Pickford attacks the College's failure to provide him a copy of Pulliam's written complaint under Policy 4011 as well. Through selective quotation, Pickford argues that this provision required the College to present him with Pulliam's written complaint prior to his hearing. (Doc. 28 at 9). The language Pickford cites is included in the Policy under the heading, "Review Hearing Procedures." This section states, "Each party shall be afforded an opportunity to cross-examine all witnesses who testify and to examine all written evidence presented." (Tr. 103). When read in the appropriate context -- i.e., in a section detailing the procedures applicable to the hearing itself and a sentence speaking to the right to cross-examine witnesses -- it is clear this right extends to documents presented at the hearing itself.
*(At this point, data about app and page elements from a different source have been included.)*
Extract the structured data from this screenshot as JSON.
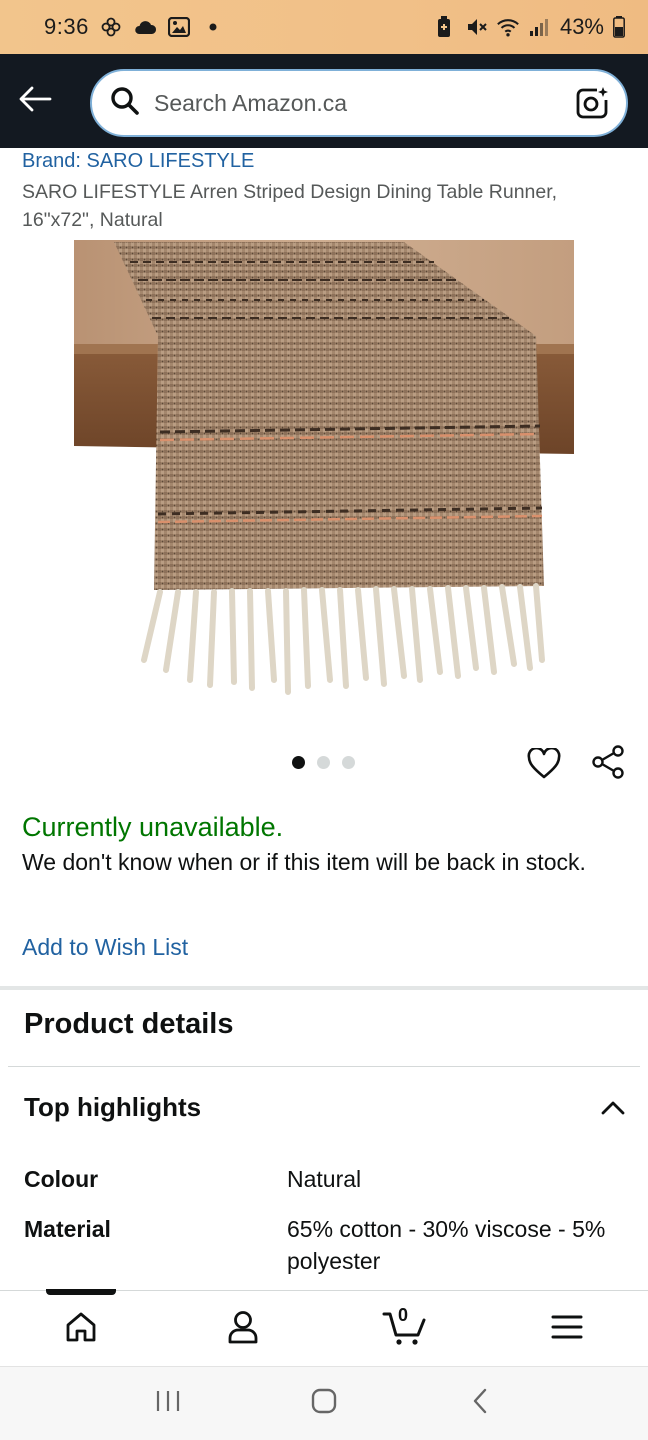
{
  "status_bar": {
    "time": "9:36",
    "battery": "43%",
    "icons_left": [
      "pinwheel-icon",
      "cloud-icon",
      "image-icon",
      "dot-icon"
    ],
    "icons_right": [
      "battery-saver-icon",
      "mute-icon",
      "wifi-icon",
      "signal-icon",
      "battery-icon"
    ]
  },
  "header": {
    "back_icon": "arrow-left-icon",
    "search_placeholder": "Search Amazon.ca",
    "search_icon": "search-icon",
    "camera_icon": "camera-search-icon"
  },
  "product": {
    "brand": "Brand: SARO LIFESTYLE",
    "title": "SARO LIFESTYLE Arren Striped Design Dining Table Runner, 16\"x72\", Natural",
    "image_alt": "table-runner-photo",
    "carousel": {
      "total": 3,
      "active": 0
    },
    "availability": "Currently unavailable.",
    "stock_message": "We don't know when or if this item will be back in stock.",
    "wish_list_link": "Add to Wish List"
  },
  "details": {
    "heading": "Product details",
    "highlights_title": "Top highlights",
    "specs": [
      {
        "key": "Colour",
        "value": "Natural"
      },
      {
        "key": "Material",
        "value": "65% cotton - 30% viscose - 5% polyester"
      }
    ]
  },
  "bottom_nav": {
    "items": [
      "home-icon",
      "account-icon",
      "cart-icon",
      "menu-icon"
    ],
    "cart_count": "0"
  },
  "android_nav": {
    "items": [
      "recents-icon",
      "home-circle-icon",
      "back-chevron-icon"
    ]
  },
  "colors": {
    "status_bar": "#f2c58c",
    "header_bg": "#131921",
    "link": "#2162a1",
    "available_green": "#007600"
  }
}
As the College did not submit this statement into the record, Pickford had no right to review the evidence under Policy 4011.
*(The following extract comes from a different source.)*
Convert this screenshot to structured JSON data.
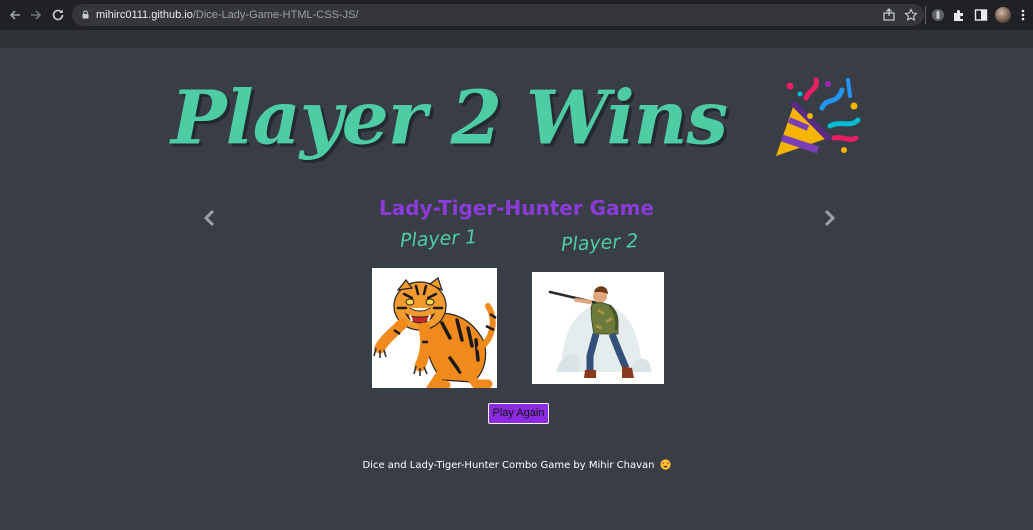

The Court is confounded, as the Board was, about the reasons for Pickford's appeal. The investigation concluded that Pulliam's claim was unsubstantiated and Pickford lost no pay during the days he was suspended. During the appeal, Daugherty told the Board that Pickford's employment records contain no mention of Pulliam's complaint or of the subsequent investigation. Pickford has not offered any evidence contradicting this assertion. As such, the Court sees no reason whatsoever for the parties to be before it. Without any mention of the incident in Pickford's record, it is nearly impossible to fathom how the Board's decision to uphold the suspension had any tangible, negative effect. In any event, there is nothing in the record that suggests the Board came to improper conclusions.
As the Court mentioned, Pickford alleged in his complaint that Policy 6002 violates Articles IV, V, and VI of the United States Constitution and the Illinois Human Rights Act. In his response to the Board's motion for summary judgment, Pickford complains of the Board's failure to provide him a copy of Pulliam's written complaint, to compel Pulliam's testimony, to disclose other witnesses, among other things. He fails, however, to provide any authority whatsoever supporting his legal claims. Because Pickford has failed to address these issues in his brief, the Court finds that he has waived these claims. See Spath v. Hayes Wheels Int'l-Ind., Inc., 211 F.3d 392, 397 (7th Cir. 2000); Perry v. Sullivan, 207 F.3d 379, 382 (7th Cir. 2000).
The Court hereby GRANTS defendant's motion for summary judgment (Doc. 23) and QUASHES the writ of certiorari. The Court DIRECTS the Clerk of Court to enter judgment accordingly.
IT IS SO ORDERED.
J. PHIL GILBERT U.S. District Judge